Intel said on Thursday, August 2, that it backs the National Quantum Initiative Act, a bipartisan bill to create a 10-year coordinated federal plan to advance quantum science research and ensure the nation’s leadership in this field. This bill aims to expand the number of researchers, educators,and students, create additional facilities and centers, stimulate research, and so on.
The U.S. Senate is reviewing its version of the bill this week (S.3143) following an approval of a version in the U.S. House of Representatives (H.R. 6227) in June. Both state that the President will establish a National Quantum Coordination Office that will conduct public outreach, oversee the coordination of the program, promote the activities related to the program, and more.
“As nations around the world race to lead in quantum information science, the U.S. will require collaboration of industry, academia and the federal government to keep pace,” Intel’s director of quantum hardware Jim Clarke said in a statement. “The National Quantum Initiative Act is a great step forward, and Intel applauds the bipartisan leadership in Congress on their progress.”
Intel is definitely no stranger to the quantum information science field. The company entered into a 10-year relationship with the Delft University of Technology and TNO, the Dutch Organization for Applied Research, in 2015. This relationship included a $50 million investment, “significant” engineering resources and dedicated technical support to advance quantum computing.
Intel also just introduced its “Tangle Lake” processor in January, a 3-inch-square test chip that contains 49 quantum bits (aka qubits), which are units of quantum information. A quantum bit is different than your standard bit in that it can be both a one and a zero at the same time. That means it can hold more information than the typical single-digit bit.
Just three months prior to introducing its Tangle Lake chip, Intel delivered a 17-qubit test chip to its quantum research partner QuTech. Thus, in that three-month timeframe, Intel generated a processor with more than double the qubit count. According to Intel, it’s an example of the fast progression Intel and QuTech are making towards a quantum computing system.
The Committee of Science, Space and Technology believes quantum information science is critical to the nation’s economy and national security, hence the new bill. It will create “new opportunities” in communications, cybersecurity, financial services, medicine, transportation, and so on. The committee also believes the nation needs to develop quantum communications technology first for “powerful decoding capabilities” and “completely secure networks.”
“Recognizing the promise of this groundbreaking technology, China and the European Union are investing billions of dollars in new research facilities and equipment,” the committee states. “China, in particular, has stated publicly its national goal of surpassing the U.S. in quantum computing during the next decade.”

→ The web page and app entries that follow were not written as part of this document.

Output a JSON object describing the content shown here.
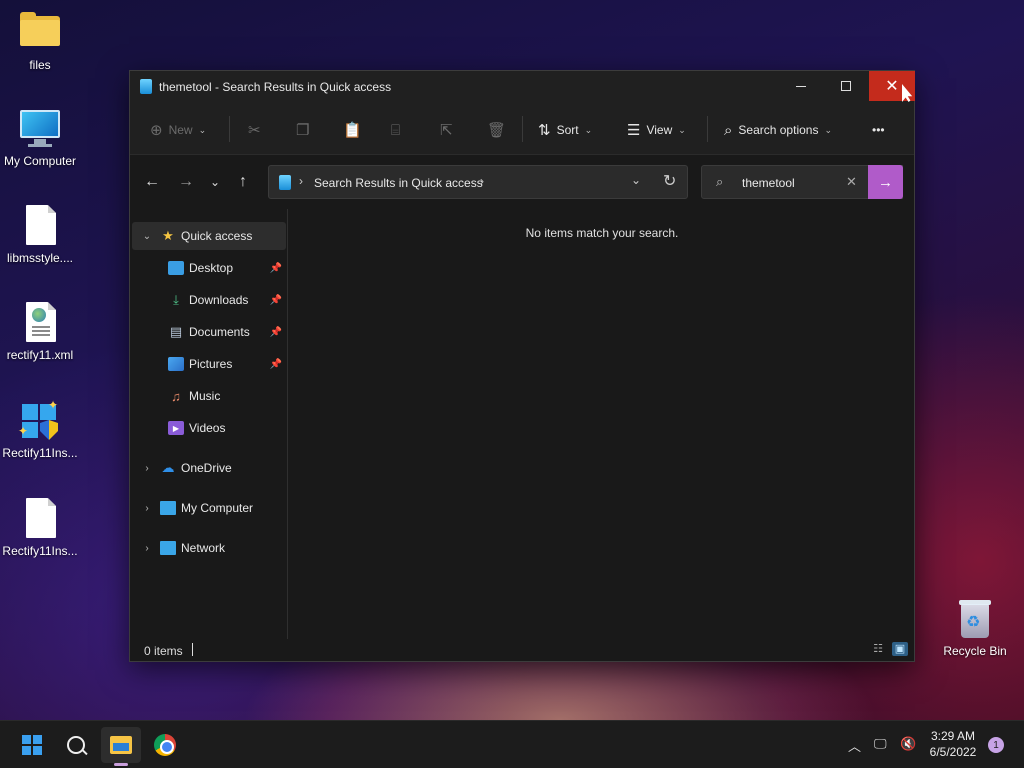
{
  "desktop": {
    "icons": [
      {
        "label": "files"
      },
      {
        "label": "My Computer"
      },
      {
        "label": "libmsstyle...."
      },
      {
        "label": "rectify11.xml"
      },
      {
        "label": "Rectify11Ins..."
      },
      {
        "label": "Rectify11Ins..."
      },
      {
        "label": "Recycle Bin"
      }
    ]
  },
  "window": {
    "title": "themetool - Search Results in Quick access",
    "toolbar": {
      "new_label": "New",
      "sort_label": "Sort",
      "view_label": "View",
      "search_options_label": "Search options",
      "more_label": "•••"
    },
    "address": {
      "path": "Search Results in Quick access"
    },
    "search": {
      "value": "themetool"
    },
    "sidebar": {
      "items": [
        {
          "label": "Quick access"
        },
        {
          "label": "Desktop"
        },
        {
          "label": "Downloads"
        },
        {
          "label": "Documents"
        },
        {
          "label": "Pictures"
        },
        {
          "label": "Music"
        },
        {
          "label": "Videos"
        },
        {
          "label": "OneDrive"
        },
        {
          "label": "My Computer"
        },
        {
          "label": "Network"
        }
      ]
    },
    "content": {
      "empty_message": "No items match your search."
    },
    "status": {
      "items_count": "0 items"
    }
  },
  "taskbar": {
    "clock_time": "3:29 AM",
    "clock_date": "6/5/2022",
    "notification_count": "1"
  },
  "colors": {
    "accent": "#b05bc9",
    "close_hover": "#c42b1c",
    "window_bg": "#191919",
    "taskbar_bg": "#1c1c1c"
  }
}
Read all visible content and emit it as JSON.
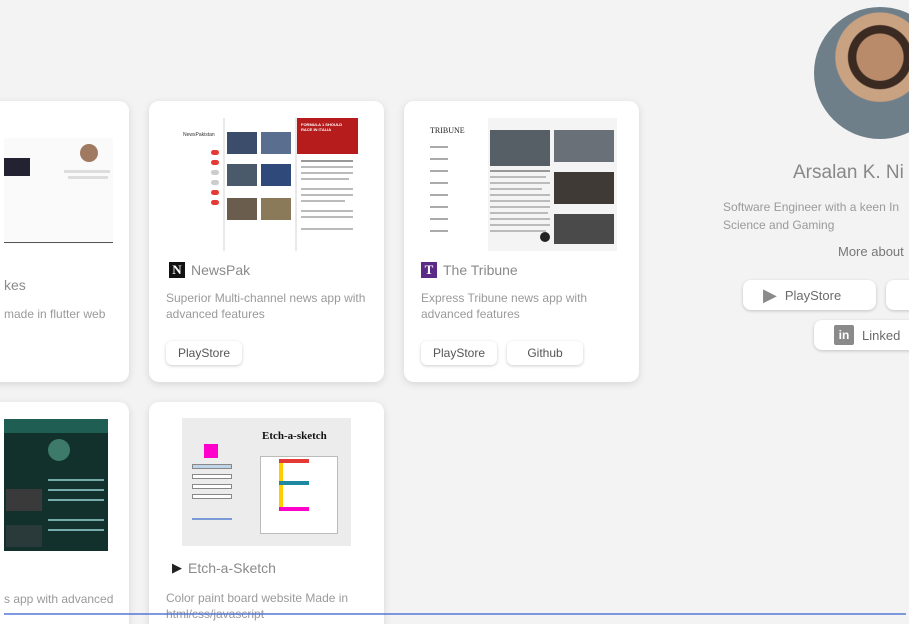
{
  "projects": [
    {
      "id": "flutter-web",
      "title": "kes",
      "desc": "made in flutter web"
    },
    {
      "id": "newspak",
      "title": "NewsPak",
      "logo_letter": "N",
      "logo_color": "#111111",
      "desc_line1": "Superior Multi-channel news app with",
      "desc_line2": "advanced features",
      "buttons": [
        "PlayStore"
      ],
      "shot_labels": {
        "app_name": "NewsPakistan",
        "headline": "FORMULA 1 SHOULD RACE IN ITALIA"
      }
    },
    {
      "id": "tribune",
      "title": "The Tribune",
      "logo_letter": "T",
      "logo_color": "#5b2a86",
      "desc_line1": "Express Tribune news app with",
      "desc_line2": "advanced features",
      "buttons": [
        "PlayStore",
        "Github"
      ],
      "shot_labels": {
        "masthead": "TRIBUNE"
      }
    },
    {
      "id": "news-dark",
      "desc": "s app with advanced"
    },
    {
      "id": "etch",
      "title": "Etch-a-Sketch",
      "desc_line1": "Color paint board website Made in",
      "desc_line2": "html/css/javascript",
      "shot_labels": {
        "heading": "Etch-a-sketch"
      }
    }
  ],
  "profile": {
    "name": "Arsalan K. Ni",
    "bio_line1": "Software Engineer with a keen In",
    "bio_line2": "Science and Gaming",
    "more": "More about",
    "playstore": "PlayStore",
    "linkedin": "Linked"
  },
  "colors": {
    "accent": "#4a6fd1",
    "background": "#f3f3f3"
  }
}
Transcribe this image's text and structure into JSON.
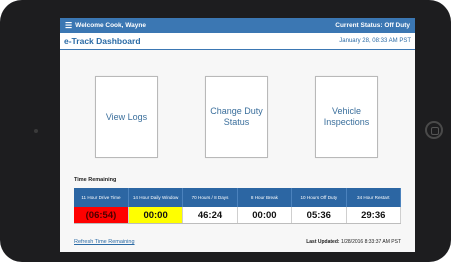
{
  "header": {
    "welcome": "Welcome Cook, Wayne",
    "status": "Current Status: Off Duty"
  },
  "titlebar": {
    "title": "e-Track Dashboard",
    "timestamp": "January 28, 08:33 AM PST"
  },
  "actions": {
    "view_logs": "View Logs",
    "change_duty_status": "Change Duty Status",
    "vehicle_inspections": "Vehicle Inspections"
  },
  "time_remaining": {
    "label": "Time Remaining",
    "columns": [
      {
        "label": "11 Hour Drive Time",
        "value": "(06:54)",
        "status_color": "#ff0000"
      },
      {
        "label": "14 Hour Daily Window",
        "value": "00:00",
        "status_color": "#ffff00"
      },
      {
        "label": "70 Hours / 8 Days",
        "value": "46:24",
        "status_color": "#ffffff"
      },
      {
        "label": "8 Hour Break",
        "value": "00:00",
        "status_color": "#ffffff"
      },
      {
        "label": "10 Hours Off Duty",
        "value": "05:36",
        "status_color": "#ffffff"
      },
      {
        "label": "34 Hour Restart",
        "value": "29:36",
        "status_color": "#ffffff"
      }
    ]
  },
  "footer": {
    "refresh_label": "Refresh Time Remaining",
    "last_updated_label": "Last Updated:",
    "last_updated_value": "1/28/2016 8:33:37 AM PST"
  },
  "colors": {
    "header_blue": "#3b77b3",
    "table_header_blue": "#2c66a3"
  },
  "icons": {
    "menu": "menu-icon"
  }
}
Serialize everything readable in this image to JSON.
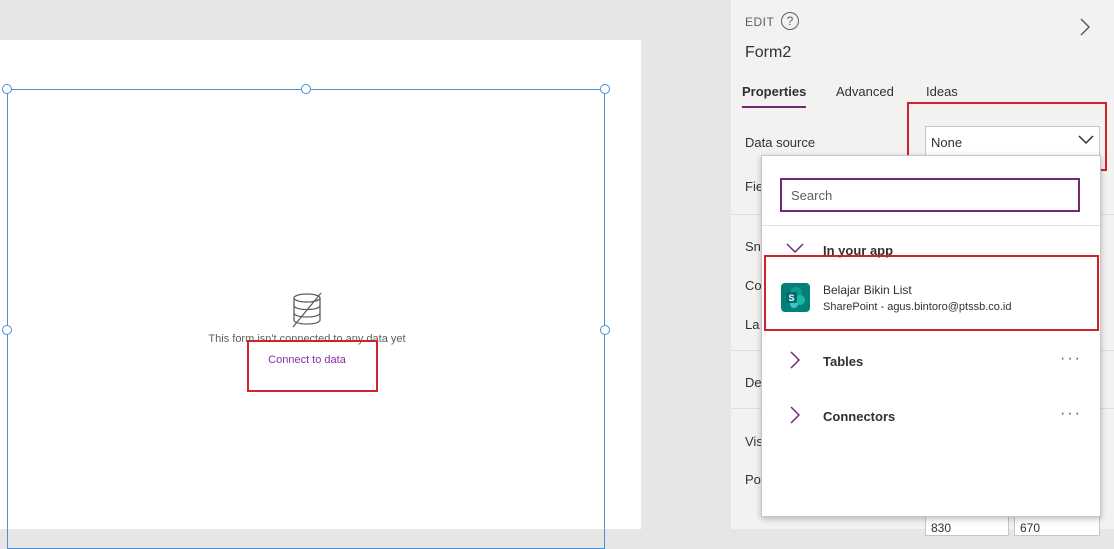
{
  "canvas": {
    "empty_message": "This form isn't connected to any data yet",
    "connect_link": "Connect to data"
  },
  "panel": {
    "mode_label": "EDIT",
    "help_glyph": "?",
    "control_name": "Form2",
    "tabs": [
      {
        "label": "Properties",
        "active": true
      },
      {
        "label": "Advanced",
        "active": false
      },
      {
        "label": "Ideas",
        "active": false
      }
    ],
    "data_source": {
      "label": "Data source",
      "value": "None"
    },
    "partial_labels": [
      "Fie",
      "Sn",
      "Co",
      "La",
      "De",
      "Vis",
      "Po"
    ],
    "partial_values": [
      "830",
      "670"
    ]
  },
  "dropdown": {
    "search_placeholder": "Search",
    "section_in_app": "In your app",
    "item": {
      "name": "Belajar Bikin List",
      "subtitle": "SharePoint - agus.bintoro@ptssb.co.id",
      "icon": "sharepoint-icon"
    },
    "section_tables": "Tables",
    "section_connectors": "Connectors",
    "more_glyph": "···"
  },
  "colors": {
    "accent": "#742774",
    "highlight_box": "#d0222a",
    "selection_border": "#4a90d9",
    "sharepoint": "#037f77"
  }
}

The legislation will “encourage” companies that are investing in quantum computing to share their knowledge and resources to the government.